In his 2015 Budget, Chancellor George Osborne introduced significant changes to the taxation of dividends. Owners of small businesses need to take note.
It’s quite usual for directors of small companies to extract profits as dividends, which form a regular income. The main reason is tax efficiency, as when the dividend is paid out to an individual, it is treated differently from other income. There’s a notional tax credit of 10%, which means that if you’re on the basic rate, the effective tax due is zero.
Higher-rate tax payers pay 25% on a dividend receipt.
From the start of the 2016/2017 tax year, company directors will have some difficult choices to make. The tax credit is abolished, so that any cash received as a dividend will be subject to tax. Three new bands of tax on dividend income are introduced at the same time:
· 7.5% for basic rate
· 32.5% for higher rate
· 38.1% for additional rate
On the positive side, a new Dividend Tax Allowance will remove the first £5,000 of dividends from tax each year.
Clearly, it’s likely that small business owners are going to end up with a higher tax liability under the new regime. Most individuals are, however, likely to remain incorporated, as – on balance – there’s still going to be annual tax saving and an advantage in taking dividends in lieu of salary.
Some people may be considering increasing dividends in the last few months of the tax year 2015 – 2016, but it’s important to look at the bigger picture. If your adjusted net income tops £100k, for instance, you will lose the personal tax allowance. You also have to think about whether you have sufficient funds available in the company to pay the dividend in the first place.
It’s a subject which is still in the spotlight, as only limited information is available on the new regime. That means that it’s in your interests to take professional advice.
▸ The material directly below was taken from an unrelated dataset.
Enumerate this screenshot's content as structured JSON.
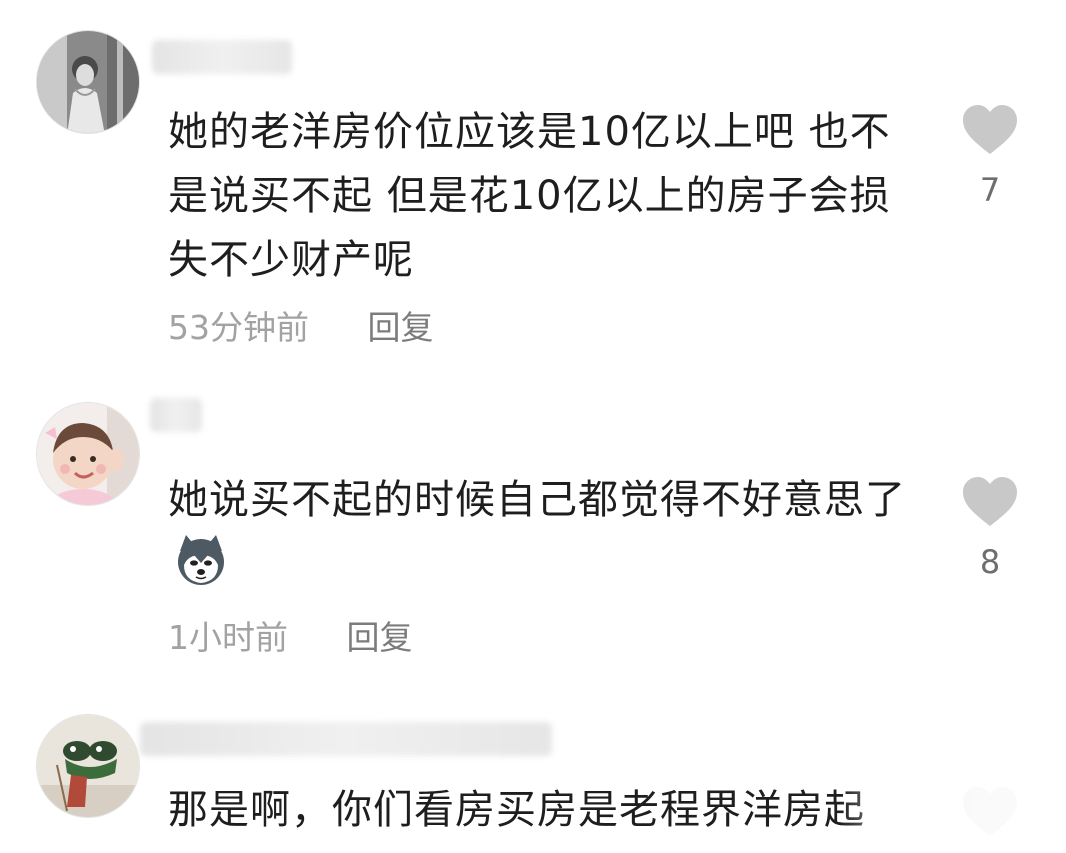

Your accountant should be able to give you a good idea of how the changes will affect you as more detail becomes available.
Gerry MacCrossan, Associate